Oh, that and the random inclusion of "Far Behind" from Candlebox. Good tune.
It's also the sort of movie that often feels like you're watching the deleted/alternate scenes collection instead of the actual film. The endless "setting up the equipment" sequence is particularly grating when you realize that they don't really do much investigating; most of the time there is spent tripping on acid or yelling at each other, until the killers finally make their presence known and it becomes a routine, thoroughly uninteresting "chase through the house" movie. Even their fights feel like they're missing something; at one point the Fred type guy calls his girlfriend a whore, and she demands an apology when she comes back.
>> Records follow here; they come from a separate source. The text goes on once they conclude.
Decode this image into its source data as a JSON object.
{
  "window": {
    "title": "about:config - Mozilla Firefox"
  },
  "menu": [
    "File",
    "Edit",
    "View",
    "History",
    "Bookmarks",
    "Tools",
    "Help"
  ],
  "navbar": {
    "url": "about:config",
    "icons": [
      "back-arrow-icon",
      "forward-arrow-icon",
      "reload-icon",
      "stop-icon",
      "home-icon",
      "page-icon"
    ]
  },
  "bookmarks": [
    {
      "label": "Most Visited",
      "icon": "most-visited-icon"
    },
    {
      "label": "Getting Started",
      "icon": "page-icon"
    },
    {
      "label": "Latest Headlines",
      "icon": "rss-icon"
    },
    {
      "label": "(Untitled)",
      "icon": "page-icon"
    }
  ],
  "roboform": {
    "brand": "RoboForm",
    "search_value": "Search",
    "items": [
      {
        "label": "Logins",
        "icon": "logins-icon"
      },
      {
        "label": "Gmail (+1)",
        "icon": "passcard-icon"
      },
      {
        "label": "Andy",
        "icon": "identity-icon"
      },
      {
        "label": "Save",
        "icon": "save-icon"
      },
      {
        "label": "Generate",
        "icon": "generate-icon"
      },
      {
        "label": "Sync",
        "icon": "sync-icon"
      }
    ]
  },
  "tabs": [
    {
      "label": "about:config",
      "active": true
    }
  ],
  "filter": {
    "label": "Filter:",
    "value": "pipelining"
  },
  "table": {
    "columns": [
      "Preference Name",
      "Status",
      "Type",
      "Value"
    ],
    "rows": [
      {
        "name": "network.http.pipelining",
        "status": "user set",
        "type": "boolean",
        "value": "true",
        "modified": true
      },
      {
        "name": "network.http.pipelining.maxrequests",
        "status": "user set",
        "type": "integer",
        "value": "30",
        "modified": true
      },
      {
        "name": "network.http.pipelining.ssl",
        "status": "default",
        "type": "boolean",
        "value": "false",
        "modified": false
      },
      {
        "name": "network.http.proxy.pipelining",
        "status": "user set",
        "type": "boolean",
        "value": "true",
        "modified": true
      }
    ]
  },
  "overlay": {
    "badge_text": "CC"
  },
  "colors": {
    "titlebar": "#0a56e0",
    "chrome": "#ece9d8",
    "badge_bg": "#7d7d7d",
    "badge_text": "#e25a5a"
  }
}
Next time we see them, she's affectionate - did the apology get cut or did one of the film's whopping SIX writers forget to remind the next guy to follow up on it?
Oh (spoiler), they kill the dog, too. Off-screen, thankfully, but really? Do you just WANT the audience to hate you/this movie? It's not even played for laughs (if this was a straight up Scooby-Doo parody, with everyone in costume, it'd be kind of funny if Scooby got offed instantly), it's more just reinforcing that the comedy part of the movie is over and now we're in "real" horror (with some humor still sprinkled in). But since the comedy wasn't that funny to begin with and the horror is generic, it's just another red mark on the film that serves no real purpose.
The post Q&A explained a lot. I give them points for shooting the movie in 10 days, but the film's origin was a groaner - two of the producers secured a property and decided to make a movie using a script that did not yet exist. So it was quickly written, specifically for that location (has this ever produced a good movie?), and shot something like 6 weeks after the decision was first made to make a movie in the first place. Kudos for speediness, I guess. Oh, and one of the Q&A participants was either drunk or stoned, rambling endlessly and making what seemed like in-jokes to my ears. In other words, it was a perfectly fitting capper to the film.
I will say this much - despite all of that, it was still better than the short film that preceded it ("Once It Started It Could Not End Otherwise"), which was little more than hard to read text (white text over black and white halftone closeups) in between modified shots of a high school with assorted yearbook photos placed into them, aided by headache-inducing strobe effects and droning noise on the soundtrack. Total art school nonsense to my eyes and ears; I'm sure there's an audience for it but why it was attached to a goofy horror movie is beyond me.
The promise of the concept and obvious homage to Texas Chainsaw Massacre (this was a Texas production, and the structure is very similar if you ignore the Scooby-Doo stuff) were much appreciated, but ultimately the film could not overcome the handicaps of its origin or clunky script. Like the short, there is probably an audience for it, but it just didn't work for me. Thanks for the Candlebox memories though. "Didn't mean to treat you oh so bad, but I did it anyway!"
What say you?